More fundamentally, delta is an imperfect proxy for dividend equivalence (which is the focus of the statutory provision). A position may be closely correlated with changes in the stock’s value but relatively insensitive to changes in the actual dividend return, or vice versa. Thus, the test may be too broad in some cases but too narrow in others. For example, a taxpayer could in theory enter into a combination of positions that effectively pays it amounts linked to the actual dividend return on a specified number of a U.S. company’s shares for some period but does not provide for any returns related to changes in the stock’s value. The delta of such a position could be lower than 0.7 even though the transaction effectively passes through the dividend. Because delta is an imperfect proxy, the regulation drafters therefore need to include “anti-abuse” rules that can override the objective delta test, although this may undermine the advantages of having a bright line rule.
The proposed regulations compound these difficulties by testing the delta not only at issuance but whenever a party acquires its long position. This heightens the possibility that that the rules will catch derivatives that were not entered into to avoid dividend withholding. For example, a typical convertible bond typically would be issued with a strike price that is out of the money and would not meet the delta test at issuance. However, if the stock later has substantially appreciated above the strike price, the delta may later exceed 0.7 and a secondary market purchaser after that date may have acquired an instrument subject to 871(m) withholding. Further, dealers may not recalculate delta with sufficient regularity to provide the necessary information and, in cases where the derivative takes the form of a traded instrument (like a structured note), the dealer may not even be aware the derivative instrument has changed hands. More generally, applying section 871(m) withholding to instruments that reference the issuer’s own equity like convertible bonds may conflict with other provisions of the Code, like section 305, which may also impute dividends on such instruments in certain (sometimes inconsistent) circumstances.
A third controversial aspect of the new proposed regulations is to adopt withholding on estimated dividends. The new proposed regulations expressly treat an instrument as subject to withholding if it meets the delta test even if it provides for no actual payments linked to dividends (on the theory that expected dividends must necessarily have been priced into the contract). It is questionable whether such an adjustment in the pricing based on an anticipated dividend (which may not in fact correspond to any actual dividend adjustment) is in any sense the payment of a dividend equivalent amount for income tax purposes.

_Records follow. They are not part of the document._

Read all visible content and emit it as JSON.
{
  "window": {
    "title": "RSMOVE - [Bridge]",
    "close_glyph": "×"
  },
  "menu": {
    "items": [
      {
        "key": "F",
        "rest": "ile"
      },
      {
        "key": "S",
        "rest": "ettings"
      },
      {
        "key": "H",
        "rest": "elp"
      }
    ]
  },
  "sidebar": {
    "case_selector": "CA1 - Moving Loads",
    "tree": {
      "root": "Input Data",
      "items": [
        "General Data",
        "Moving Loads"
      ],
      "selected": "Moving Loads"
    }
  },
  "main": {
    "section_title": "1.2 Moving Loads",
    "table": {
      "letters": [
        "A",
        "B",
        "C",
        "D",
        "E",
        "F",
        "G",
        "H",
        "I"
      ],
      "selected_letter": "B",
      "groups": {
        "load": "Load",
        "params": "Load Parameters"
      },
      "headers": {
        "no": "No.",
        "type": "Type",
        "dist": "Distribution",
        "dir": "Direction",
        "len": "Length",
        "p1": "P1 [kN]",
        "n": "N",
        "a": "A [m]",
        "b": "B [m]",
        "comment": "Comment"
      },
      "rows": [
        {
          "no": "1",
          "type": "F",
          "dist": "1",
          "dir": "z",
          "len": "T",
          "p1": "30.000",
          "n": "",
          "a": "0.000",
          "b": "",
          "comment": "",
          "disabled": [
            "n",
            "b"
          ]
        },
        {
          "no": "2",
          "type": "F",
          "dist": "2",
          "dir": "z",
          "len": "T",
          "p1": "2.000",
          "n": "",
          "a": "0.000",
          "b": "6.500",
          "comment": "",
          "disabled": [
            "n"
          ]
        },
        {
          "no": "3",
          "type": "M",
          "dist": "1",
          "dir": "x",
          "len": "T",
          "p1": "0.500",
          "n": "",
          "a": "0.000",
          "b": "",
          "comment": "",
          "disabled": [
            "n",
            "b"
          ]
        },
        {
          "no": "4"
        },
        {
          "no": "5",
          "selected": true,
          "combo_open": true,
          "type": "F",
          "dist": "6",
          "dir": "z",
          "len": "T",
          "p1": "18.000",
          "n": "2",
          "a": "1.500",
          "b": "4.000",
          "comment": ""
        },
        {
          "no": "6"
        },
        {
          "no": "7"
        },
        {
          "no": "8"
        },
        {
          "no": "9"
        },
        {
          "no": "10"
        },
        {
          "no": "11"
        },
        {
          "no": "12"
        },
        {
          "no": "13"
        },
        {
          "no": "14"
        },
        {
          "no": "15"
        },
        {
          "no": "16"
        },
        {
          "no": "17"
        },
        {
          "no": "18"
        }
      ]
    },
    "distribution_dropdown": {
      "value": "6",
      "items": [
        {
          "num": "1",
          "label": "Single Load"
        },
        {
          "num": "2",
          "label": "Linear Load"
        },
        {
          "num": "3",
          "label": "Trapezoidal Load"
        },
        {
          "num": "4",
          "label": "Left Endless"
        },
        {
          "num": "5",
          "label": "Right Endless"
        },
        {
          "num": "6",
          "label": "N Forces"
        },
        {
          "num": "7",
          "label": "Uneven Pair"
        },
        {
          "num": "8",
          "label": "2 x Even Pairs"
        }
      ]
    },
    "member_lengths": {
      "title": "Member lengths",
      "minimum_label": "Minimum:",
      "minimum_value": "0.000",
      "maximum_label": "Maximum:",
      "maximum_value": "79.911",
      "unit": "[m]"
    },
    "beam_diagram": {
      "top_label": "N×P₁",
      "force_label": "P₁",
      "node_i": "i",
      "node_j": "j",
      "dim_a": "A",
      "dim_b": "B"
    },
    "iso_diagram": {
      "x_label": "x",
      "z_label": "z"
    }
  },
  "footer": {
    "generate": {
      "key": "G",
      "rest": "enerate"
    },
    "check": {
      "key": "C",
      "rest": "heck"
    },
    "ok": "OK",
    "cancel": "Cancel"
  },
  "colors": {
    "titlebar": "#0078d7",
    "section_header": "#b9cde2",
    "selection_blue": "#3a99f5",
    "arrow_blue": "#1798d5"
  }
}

The regulatory drafters deserve sympathy, however. Coming up with administrable rules that do not impede at least some transactions that are not motivated by avoidance of dividend withholding is an impossible challenge. However, changes to the three features of the current proposed regulations above– for example, increasing the delta threshold to 0.8, and limiting substantially situations in which delta is tested post-issuance and withholding is applied to estimated dividends– will probably be necessary to make the rules workable.